Goal of the exercise:
Check the entries below for lines with "farming"; report only how many there are.

Data under study:

=== Begin Enclosure ===

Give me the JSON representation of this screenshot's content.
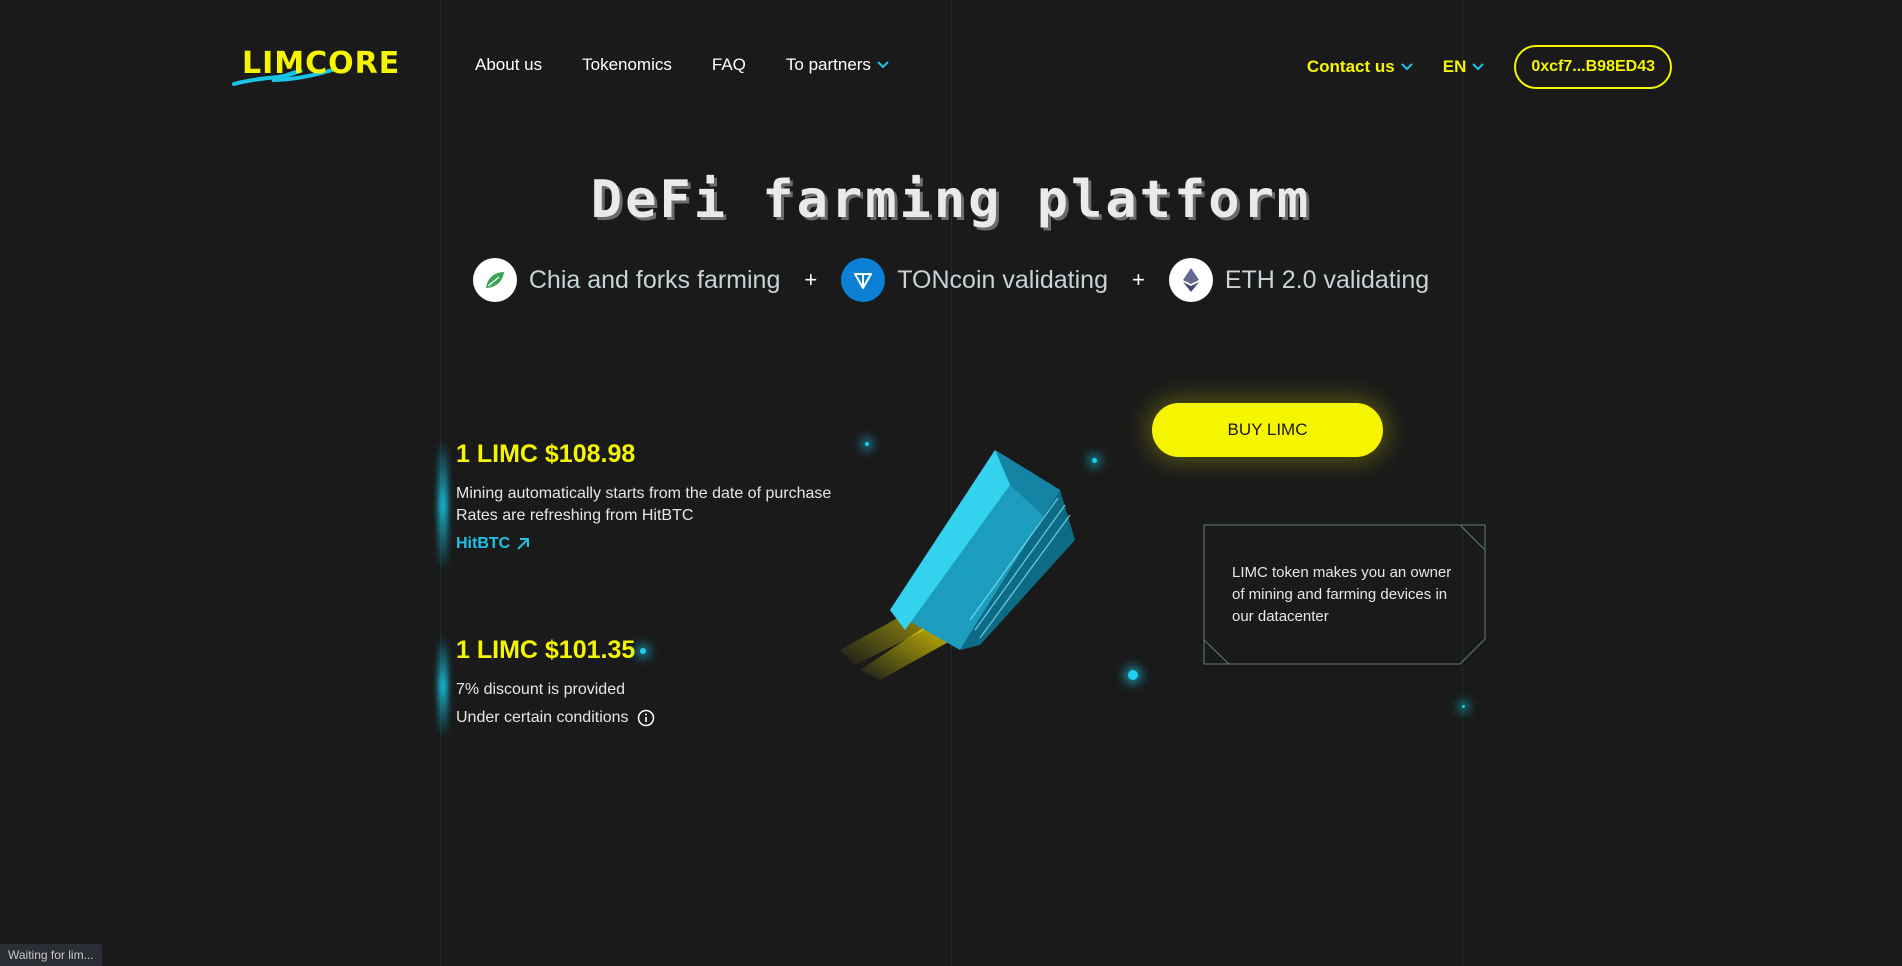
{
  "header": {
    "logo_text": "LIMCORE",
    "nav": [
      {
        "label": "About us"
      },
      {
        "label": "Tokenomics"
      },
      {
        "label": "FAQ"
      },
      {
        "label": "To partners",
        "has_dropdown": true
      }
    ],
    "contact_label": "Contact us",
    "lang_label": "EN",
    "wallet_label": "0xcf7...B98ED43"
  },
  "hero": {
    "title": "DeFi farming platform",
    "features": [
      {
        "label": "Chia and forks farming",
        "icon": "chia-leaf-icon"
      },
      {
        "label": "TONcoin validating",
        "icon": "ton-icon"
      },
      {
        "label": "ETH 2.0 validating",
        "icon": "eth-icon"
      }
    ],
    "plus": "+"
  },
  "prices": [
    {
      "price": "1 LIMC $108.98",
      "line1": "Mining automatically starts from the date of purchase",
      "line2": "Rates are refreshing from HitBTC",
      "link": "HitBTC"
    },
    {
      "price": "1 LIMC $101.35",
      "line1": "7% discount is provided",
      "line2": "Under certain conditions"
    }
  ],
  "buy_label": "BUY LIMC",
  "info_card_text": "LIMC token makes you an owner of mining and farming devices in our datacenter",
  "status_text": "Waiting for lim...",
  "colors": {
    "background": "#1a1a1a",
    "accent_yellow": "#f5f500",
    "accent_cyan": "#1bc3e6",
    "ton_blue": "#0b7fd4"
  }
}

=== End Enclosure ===
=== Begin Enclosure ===

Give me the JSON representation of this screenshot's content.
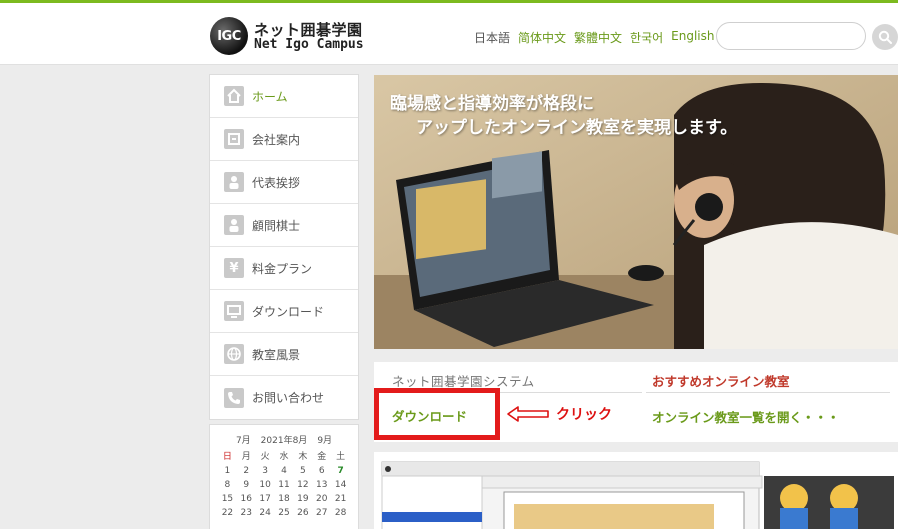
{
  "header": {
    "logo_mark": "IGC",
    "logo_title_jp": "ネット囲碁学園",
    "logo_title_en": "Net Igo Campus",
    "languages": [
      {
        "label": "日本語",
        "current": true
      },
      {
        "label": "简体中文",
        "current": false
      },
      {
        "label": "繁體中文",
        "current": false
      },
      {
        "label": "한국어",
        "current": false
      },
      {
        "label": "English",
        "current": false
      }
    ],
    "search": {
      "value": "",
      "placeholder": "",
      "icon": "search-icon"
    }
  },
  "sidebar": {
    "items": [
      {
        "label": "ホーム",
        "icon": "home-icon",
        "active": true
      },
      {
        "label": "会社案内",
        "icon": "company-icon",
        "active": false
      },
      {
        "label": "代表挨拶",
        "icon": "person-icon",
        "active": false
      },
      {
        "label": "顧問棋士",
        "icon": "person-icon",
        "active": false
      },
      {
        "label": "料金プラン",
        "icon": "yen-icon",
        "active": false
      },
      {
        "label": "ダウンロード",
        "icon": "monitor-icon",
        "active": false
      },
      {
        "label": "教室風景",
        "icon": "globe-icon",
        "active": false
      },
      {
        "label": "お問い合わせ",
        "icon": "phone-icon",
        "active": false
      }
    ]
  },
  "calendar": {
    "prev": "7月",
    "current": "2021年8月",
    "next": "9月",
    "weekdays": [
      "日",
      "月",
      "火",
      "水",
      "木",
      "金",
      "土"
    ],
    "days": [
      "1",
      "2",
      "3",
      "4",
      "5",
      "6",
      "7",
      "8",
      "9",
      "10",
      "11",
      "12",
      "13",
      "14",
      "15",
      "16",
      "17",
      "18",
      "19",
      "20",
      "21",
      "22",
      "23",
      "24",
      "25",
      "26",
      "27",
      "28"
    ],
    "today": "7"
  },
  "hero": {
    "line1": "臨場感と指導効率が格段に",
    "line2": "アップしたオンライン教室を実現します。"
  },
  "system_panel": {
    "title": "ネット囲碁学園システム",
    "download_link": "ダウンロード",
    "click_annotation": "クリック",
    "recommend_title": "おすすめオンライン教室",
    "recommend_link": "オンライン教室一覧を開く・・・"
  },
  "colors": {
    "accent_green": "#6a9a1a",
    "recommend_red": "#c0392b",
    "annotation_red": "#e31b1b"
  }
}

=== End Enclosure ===
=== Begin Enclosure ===

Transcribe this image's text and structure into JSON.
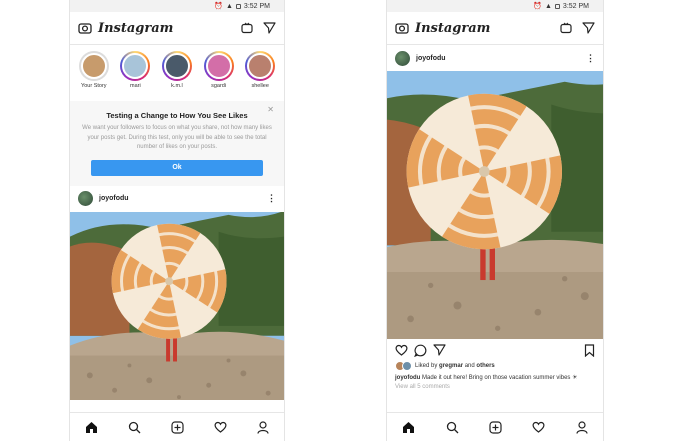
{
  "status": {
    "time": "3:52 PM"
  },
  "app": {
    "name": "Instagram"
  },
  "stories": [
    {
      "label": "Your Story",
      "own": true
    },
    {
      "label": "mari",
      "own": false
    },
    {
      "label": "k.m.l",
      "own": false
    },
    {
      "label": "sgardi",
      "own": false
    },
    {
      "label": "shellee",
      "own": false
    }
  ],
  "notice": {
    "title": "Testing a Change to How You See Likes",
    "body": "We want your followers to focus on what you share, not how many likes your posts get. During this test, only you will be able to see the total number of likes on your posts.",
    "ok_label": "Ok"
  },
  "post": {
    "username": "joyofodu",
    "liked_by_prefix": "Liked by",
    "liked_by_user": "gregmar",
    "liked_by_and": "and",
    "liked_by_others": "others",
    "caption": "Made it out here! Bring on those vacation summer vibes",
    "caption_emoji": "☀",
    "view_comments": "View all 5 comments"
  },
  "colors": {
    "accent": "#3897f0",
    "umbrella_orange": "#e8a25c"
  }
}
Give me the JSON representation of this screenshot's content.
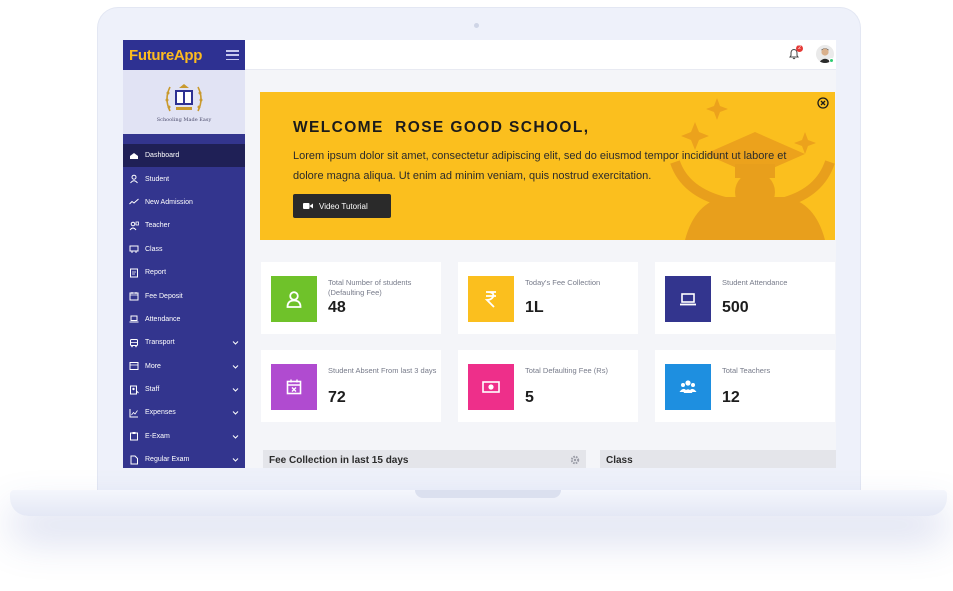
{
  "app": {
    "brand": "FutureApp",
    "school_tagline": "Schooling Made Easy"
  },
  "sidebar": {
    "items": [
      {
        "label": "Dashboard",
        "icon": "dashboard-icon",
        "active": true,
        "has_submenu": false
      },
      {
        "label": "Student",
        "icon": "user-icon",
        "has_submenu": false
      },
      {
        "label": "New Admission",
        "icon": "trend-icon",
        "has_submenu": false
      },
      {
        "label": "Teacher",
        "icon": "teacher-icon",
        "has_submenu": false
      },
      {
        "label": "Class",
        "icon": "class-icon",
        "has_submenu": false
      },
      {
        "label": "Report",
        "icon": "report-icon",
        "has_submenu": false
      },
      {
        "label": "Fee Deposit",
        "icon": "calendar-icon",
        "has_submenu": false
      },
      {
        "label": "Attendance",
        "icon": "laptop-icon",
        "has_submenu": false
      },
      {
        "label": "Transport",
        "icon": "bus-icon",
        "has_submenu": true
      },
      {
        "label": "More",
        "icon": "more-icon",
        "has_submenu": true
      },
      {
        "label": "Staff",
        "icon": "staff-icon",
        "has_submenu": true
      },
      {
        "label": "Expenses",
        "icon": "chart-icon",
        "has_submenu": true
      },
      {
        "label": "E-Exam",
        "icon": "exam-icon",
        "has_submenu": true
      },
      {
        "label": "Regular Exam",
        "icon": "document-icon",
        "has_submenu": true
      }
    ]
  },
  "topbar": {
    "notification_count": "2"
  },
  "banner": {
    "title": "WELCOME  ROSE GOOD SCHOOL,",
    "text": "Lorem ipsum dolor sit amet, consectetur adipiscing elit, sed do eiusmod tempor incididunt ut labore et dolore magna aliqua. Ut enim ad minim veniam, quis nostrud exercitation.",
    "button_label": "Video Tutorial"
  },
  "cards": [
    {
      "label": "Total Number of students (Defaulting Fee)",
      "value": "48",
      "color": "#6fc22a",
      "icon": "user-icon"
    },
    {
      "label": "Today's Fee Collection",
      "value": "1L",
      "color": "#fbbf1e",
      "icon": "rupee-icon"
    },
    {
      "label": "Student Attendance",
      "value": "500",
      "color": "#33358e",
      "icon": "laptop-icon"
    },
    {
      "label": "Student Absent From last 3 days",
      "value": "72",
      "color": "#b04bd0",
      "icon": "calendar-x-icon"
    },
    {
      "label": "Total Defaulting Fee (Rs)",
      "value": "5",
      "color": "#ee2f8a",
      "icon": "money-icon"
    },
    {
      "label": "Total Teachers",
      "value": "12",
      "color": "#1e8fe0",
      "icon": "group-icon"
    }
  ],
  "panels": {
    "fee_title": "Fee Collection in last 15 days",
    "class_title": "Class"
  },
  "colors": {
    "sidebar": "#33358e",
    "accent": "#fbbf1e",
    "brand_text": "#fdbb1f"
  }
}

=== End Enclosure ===

Task answer:
3